Exercise details >>
Print each entry verbatim.

════

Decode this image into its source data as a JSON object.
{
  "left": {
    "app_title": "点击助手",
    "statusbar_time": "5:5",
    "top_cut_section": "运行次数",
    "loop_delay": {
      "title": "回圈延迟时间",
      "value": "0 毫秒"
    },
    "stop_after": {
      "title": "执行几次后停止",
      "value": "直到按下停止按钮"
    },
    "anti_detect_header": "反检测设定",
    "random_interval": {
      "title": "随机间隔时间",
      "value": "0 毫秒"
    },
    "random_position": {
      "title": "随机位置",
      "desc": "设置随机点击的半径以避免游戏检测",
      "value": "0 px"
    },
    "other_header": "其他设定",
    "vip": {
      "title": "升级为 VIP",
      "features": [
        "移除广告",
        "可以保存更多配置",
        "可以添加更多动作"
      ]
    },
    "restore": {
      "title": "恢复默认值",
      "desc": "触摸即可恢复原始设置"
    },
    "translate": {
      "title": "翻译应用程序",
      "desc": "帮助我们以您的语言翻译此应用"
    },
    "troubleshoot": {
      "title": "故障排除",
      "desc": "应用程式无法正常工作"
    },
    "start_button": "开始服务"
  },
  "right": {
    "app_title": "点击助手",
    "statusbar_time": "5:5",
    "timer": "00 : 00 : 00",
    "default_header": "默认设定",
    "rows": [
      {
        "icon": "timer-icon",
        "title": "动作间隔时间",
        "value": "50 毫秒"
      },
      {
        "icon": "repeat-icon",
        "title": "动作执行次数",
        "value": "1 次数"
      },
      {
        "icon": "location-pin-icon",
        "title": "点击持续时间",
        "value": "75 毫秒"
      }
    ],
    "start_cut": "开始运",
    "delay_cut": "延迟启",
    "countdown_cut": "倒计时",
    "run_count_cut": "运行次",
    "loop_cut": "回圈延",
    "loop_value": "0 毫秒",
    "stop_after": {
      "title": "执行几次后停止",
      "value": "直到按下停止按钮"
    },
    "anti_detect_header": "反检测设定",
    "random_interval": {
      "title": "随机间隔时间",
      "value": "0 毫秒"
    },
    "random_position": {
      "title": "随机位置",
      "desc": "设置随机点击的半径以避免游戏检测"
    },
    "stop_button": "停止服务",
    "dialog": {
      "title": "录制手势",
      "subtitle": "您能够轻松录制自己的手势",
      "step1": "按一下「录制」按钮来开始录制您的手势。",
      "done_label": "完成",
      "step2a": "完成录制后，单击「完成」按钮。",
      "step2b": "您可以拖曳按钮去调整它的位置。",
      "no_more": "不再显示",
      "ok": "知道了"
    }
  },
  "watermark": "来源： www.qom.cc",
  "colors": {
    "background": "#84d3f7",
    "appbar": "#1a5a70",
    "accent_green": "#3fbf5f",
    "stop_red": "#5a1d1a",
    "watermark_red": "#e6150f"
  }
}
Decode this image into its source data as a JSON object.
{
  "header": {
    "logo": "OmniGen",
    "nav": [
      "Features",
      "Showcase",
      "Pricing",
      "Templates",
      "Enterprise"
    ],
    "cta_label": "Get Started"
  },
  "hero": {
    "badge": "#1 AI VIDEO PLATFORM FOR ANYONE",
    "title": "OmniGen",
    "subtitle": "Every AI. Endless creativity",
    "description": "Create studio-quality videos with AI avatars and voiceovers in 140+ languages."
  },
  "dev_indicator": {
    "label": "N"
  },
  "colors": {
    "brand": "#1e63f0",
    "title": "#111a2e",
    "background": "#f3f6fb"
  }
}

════

Answer to this exercise >>
Decode this image into its source data as a JSON object.
{
  "left": {
    "app_title": "点击助手",
    "statusbar_time": "5:5",
    "top_cut_section": "运行次数",
    "loop_delay": {
      "title": "回圈延迟时间",
      "value": "0 毫秒"
    },
    "stop_after": {
      "title": "执行几次后停止",
      "value": "直到按下停止按钮"
    },
    "anti_detect_header": "反检测设定",
    "random_interval": {
      "title": "随机间隔时间",
      "value": "0 毫秒"
    },
    "random_position": {
      "title": "随机位置",
      "desc": "设置随机点击的半径以避免游戏检测",
      "value": "0 px"
    },
    "other_header": "其他设定",
    "vip": {
      "title": "升级为 VIP",
      "features": [
        "移除广告",
        "可以保存更多配置",
        "可以添加更多动作"
      ]
    },
    "restore": {
      "title": "恢复默认值",
      "desc": "触摸即可恢复原始设置"
    },
    "translate": {
      "title": "翻译应用程序",
      "desc": "帮助我们以您的语言翻译此应用"
    },
    "troubleshoot": {
      "title": "故障排除",
      "desc": "应用程式无法正常工作"
    },
    "start_button": "开始服务"
  },
  "right": {
    "app_title": "点击助手",
    "statusbar_time": "5:5",
    "timer": "00 : 00 : 00",
    "default_header": "默认设定",
    "rows": [
      {
        "icon": "timer-icon",
        "title": "动作间隔时间",
        "value": "50 毫秒"
      },
      {
        "icon": "repeat-icon",
        "title": "动作执行次数",
        "value": "1 次数"
      },
      {
        "icon": "location-pin-icon",
        "title": "点击持续时间",
        "value": "75 毫秒"
      }
    ],
    "start_cut": "开始运",
    "delay_cut": "延迟启",
    "countdown_cut": "倒计时",
    "run_count_cut": "运行次",
    "loop_cut": "回圈延",
    "loop_value": "0 毫秒",
    "stop_after": {
      "title": "执行几次后停止",
      "value": "直到按下停止按钮"
    },
    "anti_detect_header": "反检测设定",
    "random_interval": {
      "title": "随机间隔时间",
      "value": "0 毫秒"
    },
    "random_position": {
      "title": "随机位置",
      "desc": "设置随机点击的半径以避免游戏检测"
    },
    "stop_button": "停止服务",
    "dialog": {
      "title": "录制手势",
      "subtitle": "您能够轻松录制自己的手势",
      "step1": "按一下「录制」按钮来开始录制您的手势。",
      "done_label": "完成",
      "step2a": "完成录制后，单击「完成」按钮。",
      "step2b": "您可以拖曳按钮去调整它的位置。",
      "no_more": "不再显示",
      "ok": "知道了"
    }
  },
  "watermark": "来源： www.qom.cc",
  "colors": {
    "background": "#84d3f7",
    "appbar": "#1a5a70",
    "accent_green": "#3fbf5f",
    "stop_red": "#5a1d1a",
    "watermark_red": "#e6150f"
  }
}
Decode this image into its source data as a JSON object.
{
  "header": {
    "logo": "OmniGen",
    "nav": [
      "Features",
      "Showcase",
      "Pricing",
      "Templates",
      "Enterprise"
    ],
    "cta_label": "Get Started"
  },
  "hero": {
    "badge": "#1 AI VIDEO PLATFORM FOR ANYONE",
    "title": "OmniGen",
    "subtitle": "Every AI. Endless creativity",
    "description": "Create studio-quality videos with AI avatars and voiceovers in 140+ languages."
  },
  "dev_indicator": {
    "label": "N"
  },
  "colors": {
    "brand": "#1e63f0",
    "title": "#111a2e",
    "background": "#f3f6fb"
  }
}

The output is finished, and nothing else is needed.